Staying well hydrated will help you perform at your best. It can also help you stay cool, prevent you from getting tired too quickly, and prevent muscle cramps. How much fluid you need every day depends on your age, gender and activity level. Hot and humid weather can also increase your needs. To keep your body hydrated, children should aim for 6-8 cups per day and adults 8-12 cups per day.
Tips to staying hydrated:
- Drink a glass of water when you wake up each morning or before you go to bed.
- Carry a container of water with you throughout the day.
- Drink a glass of water before eating your meals.
- Make sure you have a drink with each meal, such as a glass of low fat milk, soy beverage or water.
- Don’t ignore thirst. Drink water, milk or diluted 100% fruit juice when you feel thirsty.
- Choose snacks that have high water content like high water containing foods like fruit, vegetables and yogurt.
- Water is the best choice.
Water is the best fluid before being active
- Drink 1- 2 cups at 4 hours before practice.
- Drink another 1/2 cup to 1 cup 2 hours before practice, especially if your urine is dark yellow, or you haven’t gone pee.
- Sip water every 10-15 min.
- Drink more if it is very hot and humid, or if you are sweating a lot.
- Avoid energy drinks, pop and fruit juice, fruit drinks, iced tea/tea, coffee and pop. These are high in sugar and cannot be absorbed well leading to muscle cramps, vomiting or diarrhea.
- If you drank enough before and during practice, drink only when you’re thirsty for the rest of the day.
- If you sweated a lot drink for 2 to 3 cups and use thirst as a guide.
- If you don’t exercise intensely, choose water to rehydrate.
You could benefit from drinking a sports drink (Gatorade, Powerade, etc.) if you
- Exercise hard for at least an hour. E.g. several full-outs, extended tumbling, and long periods of conditioning, etc.
- Sweat a lot.
- Have salty sweat. One way to tell is that you’ll notice white powder on your face and clothes when you sweat.
- Train or exercise in the heat and humidity.
What about other drinks?
- Full strength 100% fruit juice, fruit drinks, pop or energy drinks are not recommended during exercise because they contain about double the amount of carbohydrate that is recommended. Also, the carbonation in pop and energy drinks could lead to bloating and discomfort and make it hard to drink enough to keep up with sweat losses.
- Coffee, tea, and some pop contain caffeine and should be limited. Adults should limit caffeine to 400 mg/d. Children should limit to 45to 85 mg/d depending on age.
- Sugary drinks like fruit juice, punch, pop, iced tea, etc. offer few nutrients and may lead to weight gain.
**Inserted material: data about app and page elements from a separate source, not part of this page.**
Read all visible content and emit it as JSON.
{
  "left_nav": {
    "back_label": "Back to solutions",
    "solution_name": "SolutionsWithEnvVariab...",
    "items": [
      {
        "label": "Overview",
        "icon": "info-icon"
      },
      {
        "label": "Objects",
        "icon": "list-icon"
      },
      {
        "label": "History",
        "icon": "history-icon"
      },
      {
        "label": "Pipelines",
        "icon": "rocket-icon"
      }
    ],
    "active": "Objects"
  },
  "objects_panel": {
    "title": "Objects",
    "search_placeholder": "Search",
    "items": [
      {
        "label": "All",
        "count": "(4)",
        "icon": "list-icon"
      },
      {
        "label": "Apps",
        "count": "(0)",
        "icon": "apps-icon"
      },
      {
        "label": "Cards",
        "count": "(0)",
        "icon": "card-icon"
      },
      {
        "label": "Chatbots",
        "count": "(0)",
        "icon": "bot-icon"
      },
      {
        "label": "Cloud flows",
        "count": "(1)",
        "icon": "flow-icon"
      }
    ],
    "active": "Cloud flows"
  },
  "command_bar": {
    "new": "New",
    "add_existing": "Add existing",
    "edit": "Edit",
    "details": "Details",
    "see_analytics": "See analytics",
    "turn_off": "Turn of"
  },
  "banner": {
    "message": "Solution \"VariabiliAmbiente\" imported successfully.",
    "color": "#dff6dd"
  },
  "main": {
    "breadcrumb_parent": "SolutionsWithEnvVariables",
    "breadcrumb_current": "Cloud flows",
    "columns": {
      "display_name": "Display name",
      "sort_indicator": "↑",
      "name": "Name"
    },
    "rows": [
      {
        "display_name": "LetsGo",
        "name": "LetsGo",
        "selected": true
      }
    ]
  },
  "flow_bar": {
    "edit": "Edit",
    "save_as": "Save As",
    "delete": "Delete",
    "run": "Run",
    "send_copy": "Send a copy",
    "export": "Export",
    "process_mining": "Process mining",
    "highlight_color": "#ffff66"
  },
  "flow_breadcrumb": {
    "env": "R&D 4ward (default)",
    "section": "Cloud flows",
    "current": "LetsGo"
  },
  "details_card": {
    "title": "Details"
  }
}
These should be limited as follows
- Young children ½ cup per day
- Adolescents and adults 1 cup per day
Please note: The section below is relevant to adolescents or adult athletes, or to parents of younger athletes who would like guidance.
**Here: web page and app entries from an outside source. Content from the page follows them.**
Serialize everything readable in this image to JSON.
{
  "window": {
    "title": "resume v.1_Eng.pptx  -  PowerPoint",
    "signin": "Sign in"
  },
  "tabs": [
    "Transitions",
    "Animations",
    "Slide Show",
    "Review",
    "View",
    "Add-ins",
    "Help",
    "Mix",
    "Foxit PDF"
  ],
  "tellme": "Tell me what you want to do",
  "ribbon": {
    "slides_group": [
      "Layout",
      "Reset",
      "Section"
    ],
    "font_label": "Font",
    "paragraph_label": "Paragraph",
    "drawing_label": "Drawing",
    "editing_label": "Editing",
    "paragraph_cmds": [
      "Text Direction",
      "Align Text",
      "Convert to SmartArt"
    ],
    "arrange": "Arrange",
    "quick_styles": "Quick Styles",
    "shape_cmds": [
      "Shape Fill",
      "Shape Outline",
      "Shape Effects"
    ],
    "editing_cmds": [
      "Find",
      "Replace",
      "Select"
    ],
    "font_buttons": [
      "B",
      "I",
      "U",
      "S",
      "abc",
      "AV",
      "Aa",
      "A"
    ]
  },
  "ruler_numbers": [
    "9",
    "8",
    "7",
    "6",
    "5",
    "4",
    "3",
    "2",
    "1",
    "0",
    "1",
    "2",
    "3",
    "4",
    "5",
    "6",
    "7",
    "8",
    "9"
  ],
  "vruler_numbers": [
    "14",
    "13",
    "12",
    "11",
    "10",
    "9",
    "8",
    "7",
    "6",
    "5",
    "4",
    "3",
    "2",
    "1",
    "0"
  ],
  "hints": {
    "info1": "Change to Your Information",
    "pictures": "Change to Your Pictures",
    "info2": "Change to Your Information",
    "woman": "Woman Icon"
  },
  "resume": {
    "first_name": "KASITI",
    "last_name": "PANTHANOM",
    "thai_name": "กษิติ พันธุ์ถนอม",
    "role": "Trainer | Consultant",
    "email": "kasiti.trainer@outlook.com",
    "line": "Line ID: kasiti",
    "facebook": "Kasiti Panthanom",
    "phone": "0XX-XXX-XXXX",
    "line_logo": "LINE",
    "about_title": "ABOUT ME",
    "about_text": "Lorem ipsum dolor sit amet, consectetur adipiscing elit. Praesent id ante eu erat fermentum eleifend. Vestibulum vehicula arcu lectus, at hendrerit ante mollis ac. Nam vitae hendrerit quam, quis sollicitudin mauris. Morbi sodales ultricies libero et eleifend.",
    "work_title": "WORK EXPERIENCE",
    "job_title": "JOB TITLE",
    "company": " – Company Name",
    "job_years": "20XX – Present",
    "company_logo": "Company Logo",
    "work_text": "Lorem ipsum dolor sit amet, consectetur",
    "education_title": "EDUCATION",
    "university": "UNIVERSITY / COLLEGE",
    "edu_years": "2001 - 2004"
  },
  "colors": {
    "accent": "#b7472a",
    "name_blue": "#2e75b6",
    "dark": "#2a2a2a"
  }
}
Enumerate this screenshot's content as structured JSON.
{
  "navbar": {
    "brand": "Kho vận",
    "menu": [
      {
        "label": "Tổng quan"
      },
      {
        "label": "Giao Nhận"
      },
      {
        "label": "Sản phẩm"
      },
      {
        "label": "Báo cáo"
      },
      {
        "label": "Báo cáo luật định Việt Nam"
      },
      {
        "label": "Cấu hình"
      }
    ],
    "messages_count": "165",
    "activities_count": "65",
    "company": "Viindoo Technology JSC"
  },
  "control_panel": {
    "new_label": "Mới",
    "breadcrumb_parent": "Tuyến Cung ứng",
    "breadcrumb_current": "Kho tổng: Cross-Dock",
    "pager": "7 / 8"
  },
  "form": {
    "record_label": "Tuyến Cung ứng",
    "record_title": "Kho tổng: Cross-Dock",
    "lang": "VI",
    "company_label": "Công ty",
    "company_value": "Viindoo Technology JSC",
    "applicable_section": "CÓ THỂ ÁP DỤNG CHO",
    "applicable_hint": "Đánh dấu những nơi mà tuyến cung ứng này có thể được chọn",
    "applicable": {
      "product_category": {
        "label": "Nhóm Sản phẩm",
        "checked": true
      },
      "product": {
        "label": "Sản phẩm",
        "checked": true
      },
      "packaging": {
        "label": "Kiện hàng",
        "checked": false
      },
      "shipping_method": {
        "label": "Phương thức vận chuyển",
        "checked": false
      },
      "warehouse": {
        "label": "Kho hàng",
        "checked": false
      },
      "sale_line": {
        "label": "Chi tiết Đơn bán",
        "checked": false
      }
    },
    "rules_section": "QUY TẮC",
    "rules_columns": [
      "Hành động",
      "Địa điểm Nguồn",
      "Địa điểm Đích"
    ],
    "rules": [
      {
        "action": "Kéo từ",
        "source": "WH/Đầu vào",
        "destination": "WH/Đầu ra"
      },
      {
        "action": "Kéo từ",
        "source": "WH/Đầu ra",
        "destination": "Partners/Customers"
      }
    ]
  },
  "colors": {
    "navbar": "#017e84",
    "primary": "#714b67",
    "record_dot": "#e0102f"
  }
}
Should I use an energy drink for hydration?
Energy drinks are not sports drinks. They are not recommended for hydration or as a replacement for sports drinks during intense exercise. In fact, taking them could hurt your performance. Most energy drinks contain either too much or too little sugar and are carbonated. They either contain over 11 g carbohydrate per 100 mL, which is hard to absorb, or are calorie-free and don’t provide any energy at all. The carbonation makes it harder to drink enough fluids and can cause stomach upset. In addition to caffeine, energy drinks often contain ingredients like guarana (source of caffeine), taurine, inosotil, glucuronolactone, and herbals such as ginseng or gingko biloba that may not be well tolerated. The immediate feeling of “energy” is most likely due to the effects of the caffeine.
Is coconut water better than a sports drink for hydration?
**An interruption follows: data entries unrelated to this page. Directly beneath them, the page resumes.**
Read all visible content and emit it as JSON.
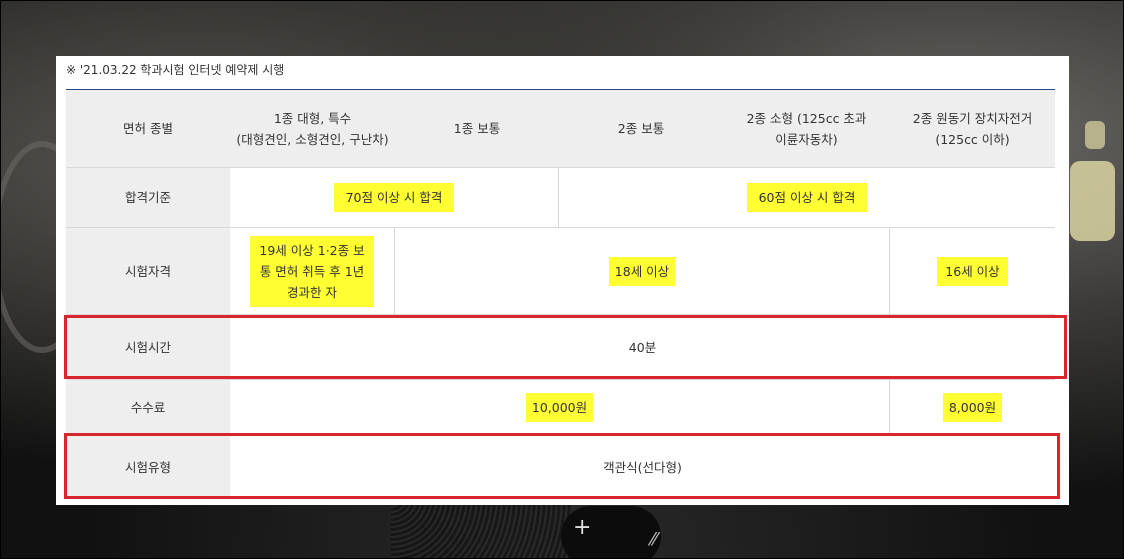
{
  "notice": "※ '21.03.22 학과시험 인터넷 예약제 시행",
  "header": {
    "type_label": "면허 종별",
    "columns": [
      "1종 대형, 특수\n(대형견인, 소형견인, 구난차)",
      "1종 보통",
      "2종 보통",
      "2종 소형 (125cc 초과\n이륜자동차)",
      "2종 원동기 장치자전거\n(125cc 이하)"
    ]
  },
  "rows": {
    "pass": {
      "label": "합격기준",
      "group1": "70점 이상 시 합격",
      "group2": "60점 이상 시 합격"
    },
    "eligibility": {
      "label": "시험자격",
      "col1": "19세 이상 1·2종 보통 면허 취득 후 1년 경과한 자",
      "mid": "18세 이상",
      "last": "16세 이상"
    },
    "time": {
      "label": "시험시간",
      "value": "40분"
    },
    "fee": {
      "label": "수수료",
      "main": "10,000원",
      "last": "8,000원"
    },
    "type": {
      "label": "시험유형",
      "value": "객관식(선다형)"
    }
  },
  "colors": {
    "highlight": "#ffff33",
    "redbox": "#d8262c",
    "header_bg": "#eeeeee",
    "topline": "#1f4e8c"
  }
}
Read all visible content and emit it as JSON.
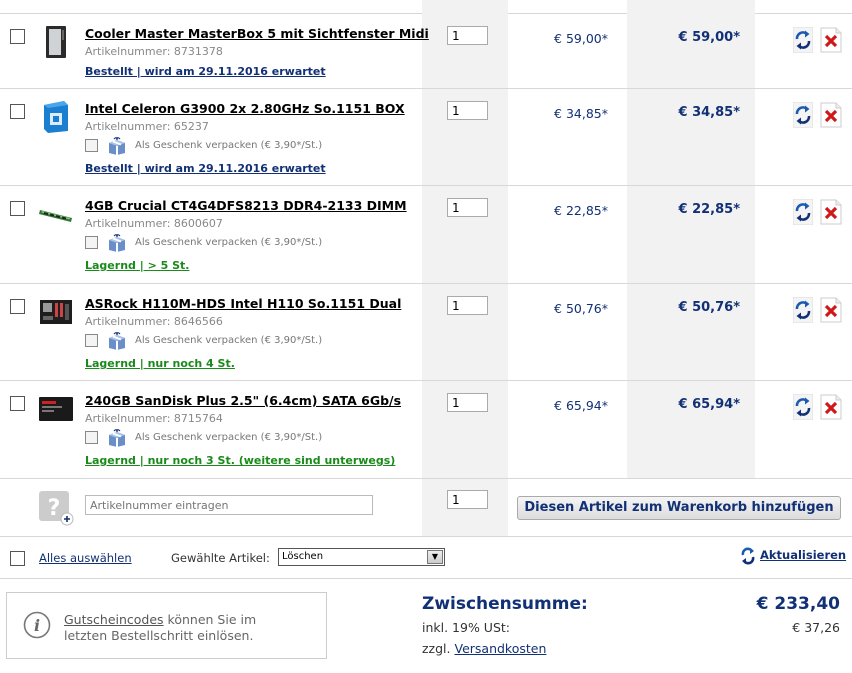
{
  "items": [
    {
      "name": "Cooler Master MasterBox 5 mit Sichtfenster Midi",
      "article_label": "Artikelnummer: 8731378",
      "gift": null,
      "stock": "Bestellt | wird am 29.11.2016 erwartet",
      "stock_type": "blue",
      "qty": "1",
      "price": "€ 59,00*",
      "total": "€ 59,00*",
      "thumb": "case"
    },
    {
      "name": "Intel Celeron G3900 2x 2.80GHz So.1151 BOX",
      "article_label": "Artikelnummer: 65237",
      "gift": "Als Geschenk verpacken (€ 3,90*/St.)",
      "stock": "Bestellt | wird am 29.11.2016 erwartet",
      "stock_type": "blue",
      "qty": "1",
      "price": "€ 34,85*",
      "total": "€ 34,85*",
      "thumb": "cpu"
    },
    {
      "name": "4GB Crucial CT4G4DFS8213 DDR4-2133 DIMM",
      "article_label": "Artikelnummer: 8600607",
      "gift": "Als Geschenk verpacken (€ 3,90*/St.)",
      "stock": "Lagernd | > 5 St.",
      "stock_type": "green",
      "qty": "1",
      "price": "€ 22,85*",
      "total": "€ 22,85*",
      "thumb": "ram"
    },
    {
      "name": "ASRock H110M-HDS Intel H110 So.1151 Dual",
      "article_label": "Artikelnummer: 8646566",
      "gift": "Als Geschenk verpacken (€ 3,90*/St.)",
      "stock": "Lagernd | nur noch 4 St.",
      "stock_type": "green",
      "qty": "1",
      "price": "€ 50,76*",
      "total": "€ 50,76*",
      "thumb": "mainboard"
    },
    {
      "name": "240GB SanDisk Plus 2.5\" (6.4cm) SATA 6Gb/s",
      "article_label": "Artikelnummer: 8715764",
      "gift": "Als Geschenk verpacken (€ 3,90*/St.)",
      "stock": "Lagernd | nur noch 3 St. (weitere sind unterwegs)",
      "stock_type": "green",
      "qty": "1",
      "price": "€ 65,94*",
      "total": "€ 65,94*",
      "thumb": "ssd"
    }
  ],
  "add_item": {
    "placeholder": "Artikelnummer eintragen",
    "qty": "1",
    "button_label": "Diesen Artikel zum Warenkorb hinzufügen"
  },
  "selection": {
    "select_all": "Alles auswählen",
    "selected_label": "Gewählte Artikel:",
    "action_value": "Löschen",
    "update_label": "Aktualisieren"
  },
  "voucher": {
    "link": "Gutscheincodes",
    "line1_rest": " können Sie im",
    "line2": "letzten Bestellschritt einlösen."
  },
  "summary": {
    "subtotal_label": "Zwischensumme:",
    "subtotal_value": "€ 233,40",
    "tax_label": "inkl. 19% USt:",
    "tax_value": "€ 37,26",
    "shipping_prefix": "zzgl. ",
    "shipping_link": "Versandkosten"
  },
  "colors": {
    "brand_blue": "#123075",
    "stock_green": "#1a8a1a",
    "column_gray": "#f2f2f2",
    "delete_red": "#d11818"
  }
}
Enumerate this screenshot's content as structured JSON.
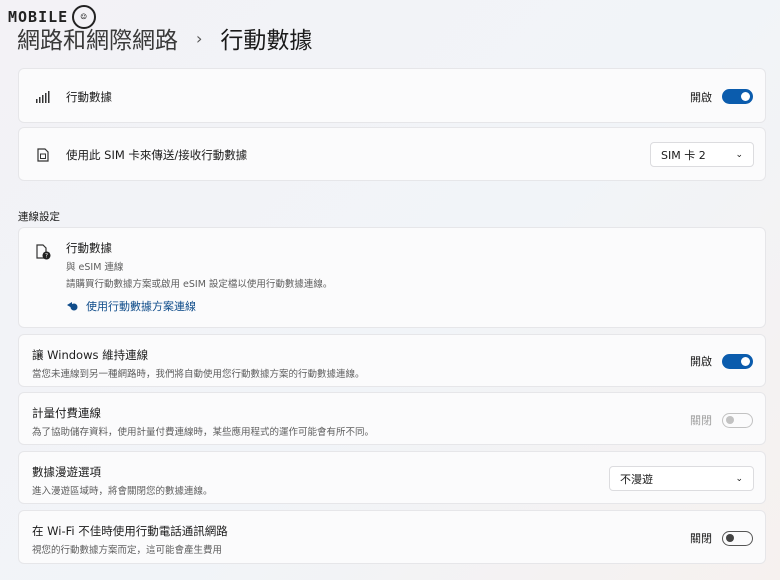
{
  "watermark": {
    "text": "MOBILE"
  },
  "breadcrumb": {
    "parent": "網路和網際網路",
    "separator": "›",
    "current": "行動數據"
  },
  "mobile_data": {
    "label": "行動數據",
    "toggle_label": "開啟",
    "state": "on"
  },
  "sim": {
    "label": "使用此 SIM 卡來傳送/接收行動數據",
    "selected": "SIM 卡 2"
  },
  "connection_settings": {
    "title": "連線設定",
    "esim": {
      "title": "行動數據",
      "subtitle": "與 eSIM 連線",
      "description": "請購買行動數據方案或啟用 eSIM 設定檔以使用行動數據連線。",
      "link_label": "使用行動數據方案連線"
    }
  },
  "keep_connected": {
    "label": "讓 Windows 維持連線",
    "description": "當您未連線到另一種網路時，我們將自動使用您行動數據方案的行動數據連線。",
    "toggle_label": "開啟",
    "state": "on"
  },
  "metered": {
    "label": "計量付費連線",
    "description": "為了協助儲存資料，使用計量付費連線時，某些應用程式的運作可能會有所不同。",
    "toggle_label": "關閉",
    "state": "disabled"
  },
  "roaming": {
    "label": "數據漫遊選項",
    "description": "進入漫遊區域時，將會關閉您的數據連線。",
    "selected": "不漫遊"
  },
  "wifi_fallback": {
    "label": "在 Wi-Fi 不佳時使用行動電話通訊網路",
    "description": "視您的行動數據方案而定，這可能會產生費用",
    "toggle_label": "關閉",
    "state": "off"
  },
  "colors": {
    "accent": "#0b5cad",
    "link": "#0f4c8a"
  }
}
Coconut water has been promoted as an alternative to sports drinks for rehydration. Compared with sports drinks, coconut water does not have the right amount of carbohydrates or salts for optimal hydration during exercise. There is often too little sodium and more potassium than is recommended. There is nothing wrong with choosing coconut water for general hydration. However, a sports drink is a better choice for optimal hydration for intense exercise or competition.
How to pick a sports drink
- Look for one that includes water as its first ingredient. Water is essential for rehydration.
- Carbohydrates: 5 to 8 g carbohydrate per 100 mL.
- Choose drinks that include a mixture of different carbohydrate sources such as glucose, fructose, sucrose and maltodextrin. These sugars are absorbed quickly during exercise to give you the energy that you need.
- Sodium: 45 to 70 mg sodium per 100 mL. Sodium is lost through sweat and needs to be replaced. Having sodium in the drink also increases thirst, which helps you to drink more and stay hydrated.
- Potassium: 8 to 20 mg potassium per 100 mL Potassium is also lost through sweat.
- Flavour: improves taste which can help you drink more.
- A good sports drink does not need to include added amino acids, oxygen, caffeine or herbal ingredients.
Information provided by Renée Gaudet, RD (reg #: 3590)